(Given data begins)

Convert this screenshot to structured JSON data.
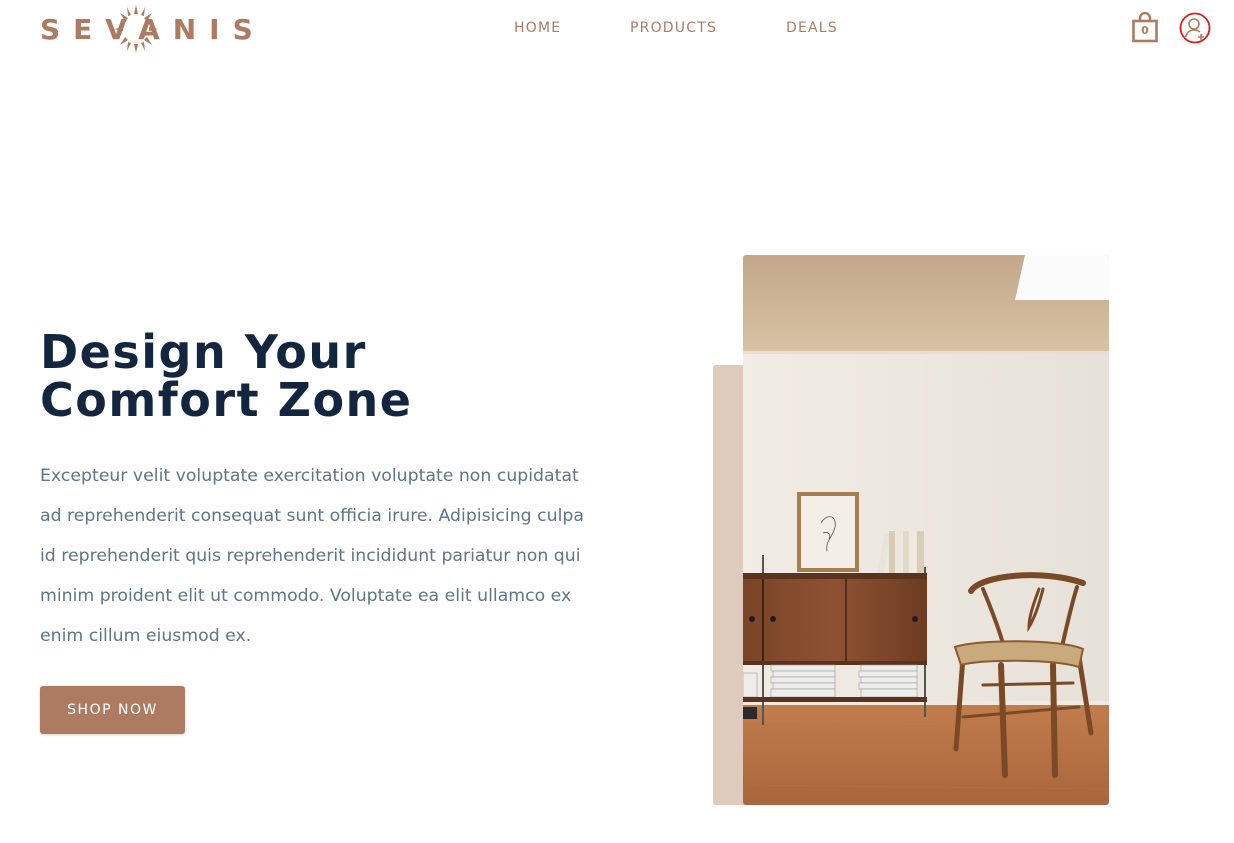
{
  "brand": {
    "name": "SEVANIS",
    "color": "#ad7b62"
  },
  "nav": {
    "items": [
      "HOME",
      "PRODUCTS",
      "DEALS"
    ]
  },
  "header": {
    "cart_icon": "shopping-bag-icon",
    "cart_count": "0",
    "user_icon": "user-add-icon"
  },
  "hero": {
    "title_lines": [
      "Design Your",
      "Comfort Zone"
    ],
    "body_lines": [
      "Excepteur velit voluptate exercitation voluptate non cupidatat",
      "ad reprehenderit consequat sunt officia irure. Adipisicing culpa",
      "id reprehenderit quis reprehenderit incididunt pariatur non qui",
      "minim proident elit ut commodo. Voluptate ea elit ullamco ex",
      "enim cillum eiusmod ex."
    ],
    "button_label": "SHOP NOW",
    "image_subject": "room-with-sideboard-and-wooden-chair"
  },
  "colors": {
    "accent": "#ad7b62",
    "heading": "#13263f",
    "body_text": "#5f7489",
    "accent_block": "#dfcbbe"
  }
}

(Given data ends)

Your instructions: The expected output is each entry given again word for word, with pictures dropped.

Solution to this exercise:
Convert this screenshot to structured JSON data.
{
  "brand": {
    "name": "SEVANIS",
    "color": "#ad7b62"
  },
  "nav": {
    "items": [
      "HOME",
      "PRODUCTS",
      "DEALS"
    ]
  },
  "header": {
    "cart_icon": "shopping-bag-icon",
    "cart_count": "0",
    "user_icon": "user-add-icon"
  },
  "hero": {
    "title_lines": [
      "Design Your",
      "Comfort Zone"
    ],
    "body_lines": [
      "Excepteur velit voluptate exercitation voluptate non cupidatat",
      "ad reprehenderit consequat sunt officia irure. Adipisicing culpa",
      "id reprehenderit quis reprehenderit incididunt pariatur non qui",
      "minim proident elit ut commodo. Voluptate ea elit ullamco ex",
      "enim cillum eiusmod ex."
    ],
    "button_label": "SHOP NOW",
    "image_subject": "room-with-sideboard-and-wooden-chair"
  },
  "colors": {
    "accent": "#ad7b62",
    "heading": "#13263f",
    "body_text": "#5f7489",
    "accent_block": "#dfcbbe"
  }
}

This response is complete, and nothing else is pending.